Hate crime murders went up sharply to a record high of 51 last year from 24 the year before and overall hate crime incidents also increased, according to annual data released Monday by the FBI, CBS News reported.
This comes on the heels of 2018, which was already the deadliest year on record for victims of hate crimes since the FBI started tracking the data in the early 1990s, according to the Anti-Defamation League.
More than 20 of those murdered last year were in the El Paso mass killing, where the shooter was targeting Hispanics, according to The Wall Street Journal.
“When one individual is targeted by a hate crime, it hurts the whole community – that’s why people are feeling vulnerable and afraid,” ADL CEO Jonathan Greenblatt said in a statement.

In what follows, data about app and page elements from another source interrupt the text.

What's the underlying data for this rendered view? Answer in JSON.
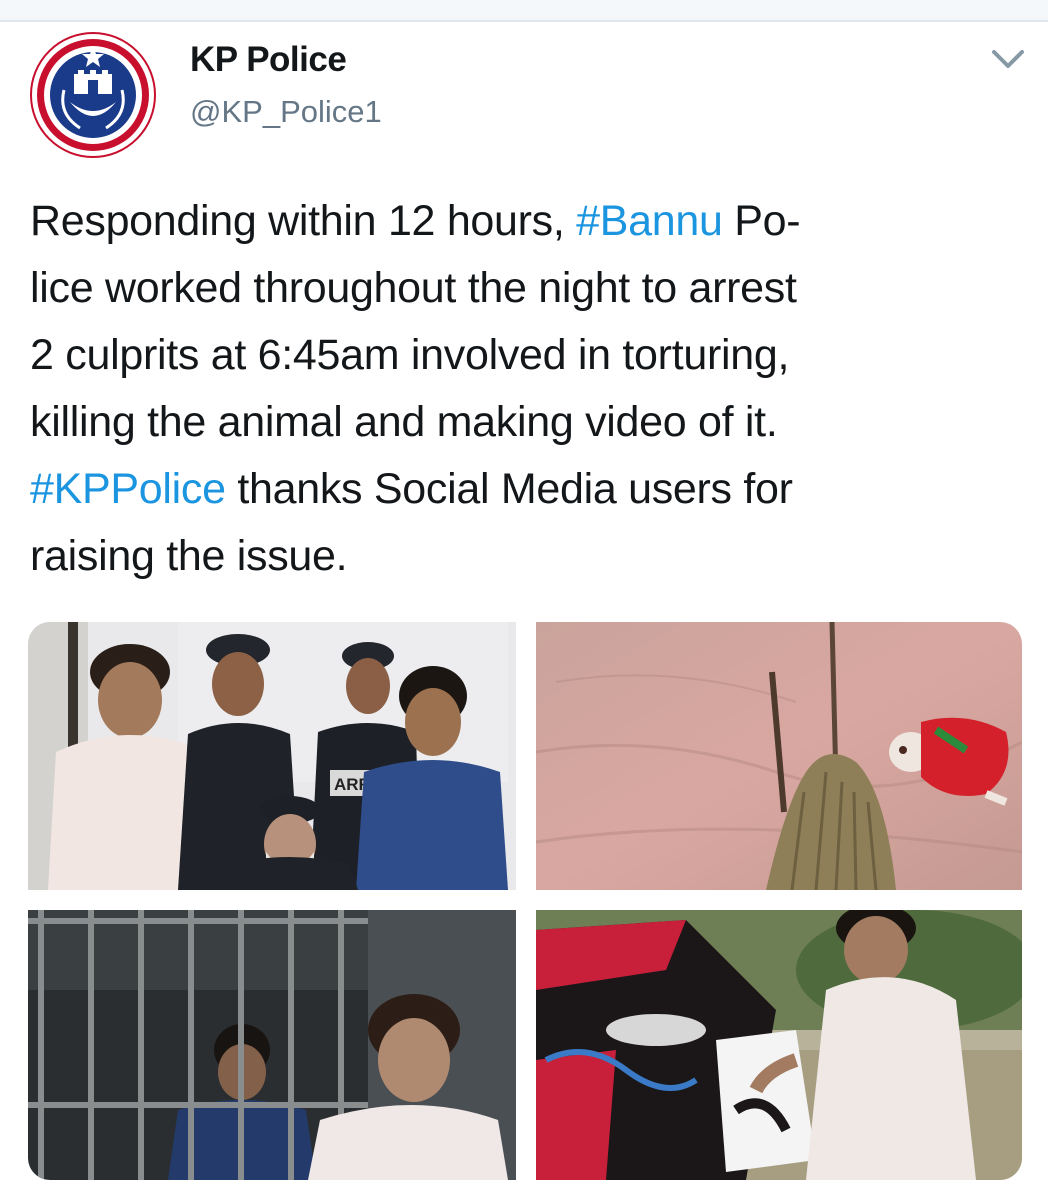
{
  "account": {
    "display_name": "KP Police",
    "handle": "@KP_Police1",
    "avatar_icon": "kp-police-badge-icon"
  },
  "menu": {
    "icon": "chevron-down-icon"
  },
  "tweet": {
    "lines": [
      {
        "parts": [
          {
            "text": "Responding within 12 hours, ",
            "hashtag": false
          },
          {
            "text": "#Bannu",
            "hashtag": true
          },
          {
            "text": " Po-",
            "hashtag": false
          }
        ]
      },
      {
        "parts": [
          {
            "text": "lice worked throughout the night to arrest",
            "hashtag": false
          }
        ]
      },
      {
        "parts": [
          {
            "text": "2 culprits at 6:45am involved in torturing,",
            "hashtag": false
          }
        ]
      },
      {
        "parts": [
          {
            "text": "killing the animal and making video of it.",
            "hashtag": false
          }
        ]
      },
      {
        "parts": [
          {
            "text": "#KPPolice",
            "hashtag": true
          },
          {
            "text": " thanks Social Media users for",
            "hashtag": false
          }
        ]
      },
      {
        "parts": [
          {
            "text": "raising the issue.",
            "hashtag": false
          }
        ]
      }
    ]
  },
  "media": [
    {
      "name": "photo-arrested-suspects-with-police",
      "sign_text": "ARR"
    },
    {
      "name": "photo-video-still-animal-in-field"
    },
    {
      "name": "photo-suspects-behind-bars"
    },
    {
      "name": "photo-video-still-man-with-flag"
    }
  ],
  "colors": {
    "hashtag": "#1b95e0",
    "text": "#14171a",
    "handle": "#657786",
    "badge_blue": "#1a3a8a",
    "badge_red": "#c8102e"
  }
}
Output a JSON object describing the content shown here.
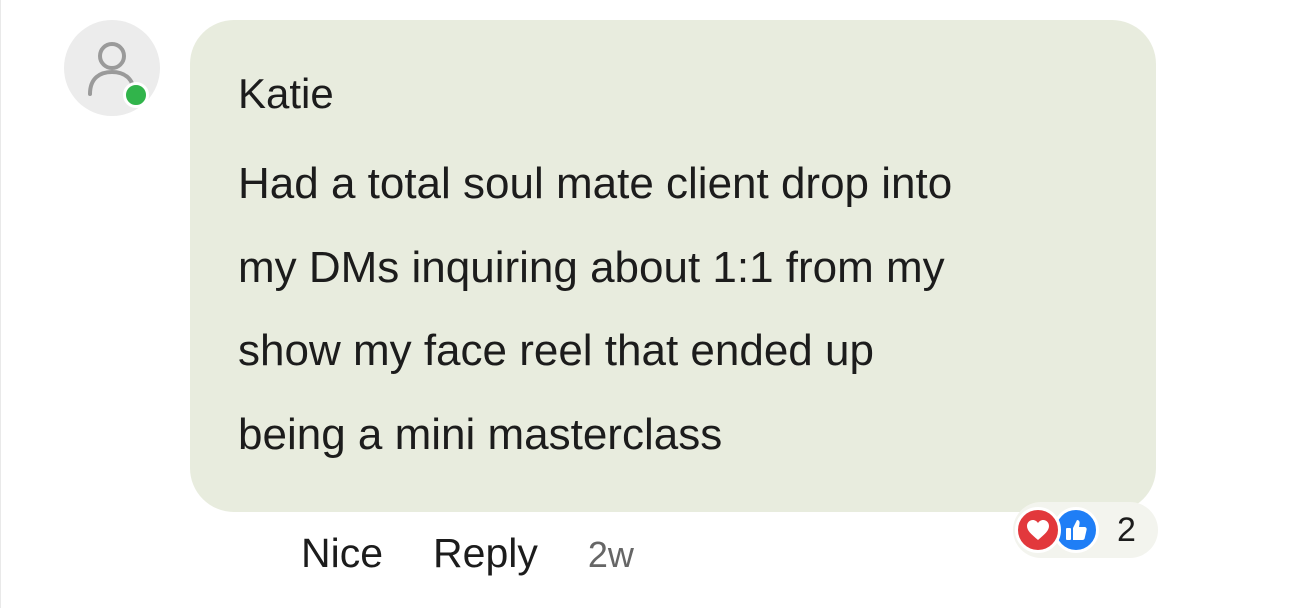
{
  "comment": {
    "author": "Katie",
    "lines": [
      "Had a total soul mate client drop into",
      "my DMs inquiring about 1:1 from my",
      "show my face reel that ended up",
      "being a mini masterclass"
    ],
    "online": true
  },
  "reactions": {
    "icons": [
      "heart-icon",
      "thumbs-up-icon"
    ],
    "count": "2"
  },
  "actions": {
    "react_label": "Nice",
    "reply_label": "Reply",
    "timestamp": "2w"
  },
  "colors": {
    "bubble": "#e8ecde",
    "online": "#31b44b",
    "heart": "#e2383c",
    "like": "#1f7ef6"
  }
}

The total incidents of hate crimes rose last year to 7,314 from 7,120 in 2018, a year in which such incidents had fallen slightly following three years of increases, CBS reported.
The ADL noted the number of incidents went up, even though the number of law enforcement agencies who take part in the federal data collection program has fallen over the past two years.
Bias against race, ethnicity, or ancestry, which accounted for 55.8% of all incidents, was the top motivation for hate crimes, followed by 21.4% motivated by bias against religion and 16.8% motivated by bias against sexual orientation.
Of race-based crimes, 48.4% were anti-Black in 2019, while of incidents motivated by religious bias, 60.3% were anti-Jewish.